» WHAT IS NEEDED:
Only a number is expected here: the count of lines in this data where "تاریخ" occurs.

[App and web page records]
········

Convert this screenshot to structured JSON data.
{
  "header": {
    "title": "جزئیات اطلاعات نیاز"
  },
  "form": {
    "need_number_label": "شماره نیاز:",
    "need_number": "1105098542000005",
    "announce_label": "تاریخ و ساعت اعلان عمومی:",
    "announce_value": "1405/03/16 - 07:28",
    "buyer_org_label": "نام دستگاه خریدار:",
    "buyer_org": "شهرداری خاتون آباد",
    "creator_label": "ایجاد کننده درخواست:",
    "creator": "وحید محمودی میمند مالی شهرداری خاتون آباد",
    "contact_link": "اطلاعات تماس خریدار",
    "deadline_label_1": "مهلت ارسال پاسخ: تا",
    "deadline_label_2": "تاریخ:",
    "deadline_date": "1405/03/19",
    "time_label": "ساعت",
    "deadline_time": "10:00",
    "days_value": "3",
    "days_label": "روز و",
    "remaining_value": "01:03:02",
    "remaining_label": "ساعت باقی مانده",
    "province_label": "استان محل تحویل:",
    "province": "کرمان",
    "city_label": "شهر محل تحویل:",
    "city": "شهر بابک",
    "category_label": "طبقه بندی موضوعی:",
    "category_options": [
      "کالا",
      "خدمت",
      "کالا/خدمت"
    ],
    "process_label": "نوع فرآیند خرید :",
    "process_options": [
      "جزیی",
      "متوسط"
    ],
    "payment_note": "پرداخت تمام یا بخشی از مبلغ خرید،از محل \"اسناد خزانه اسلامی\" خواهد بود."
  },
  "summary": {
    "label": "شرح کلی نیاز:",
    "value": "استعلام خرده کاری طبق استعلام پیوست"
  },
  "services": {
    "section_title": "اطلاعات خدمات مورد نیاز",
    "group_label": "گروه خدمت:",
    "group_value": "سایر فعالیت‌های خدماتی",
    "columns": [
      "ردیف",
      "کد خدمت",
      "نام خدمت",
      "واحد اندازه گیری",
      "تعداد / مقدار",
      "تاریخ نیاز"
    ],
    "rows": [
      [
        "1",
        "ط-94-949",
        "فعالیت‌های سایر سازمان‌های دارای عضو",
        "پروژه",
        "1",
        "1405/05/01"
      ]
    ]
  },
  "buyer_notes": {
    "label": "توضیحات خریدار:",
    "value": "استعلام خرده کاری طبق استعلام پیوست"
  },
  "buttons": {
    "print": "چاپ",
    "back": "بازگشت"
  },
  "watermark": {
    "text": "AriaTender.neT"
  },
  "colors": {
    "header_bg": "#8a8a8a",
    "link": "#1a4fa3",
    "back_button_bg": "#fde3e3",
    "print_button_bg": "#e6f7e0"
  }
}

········

» ANSWER TO THE EXERCISE:
3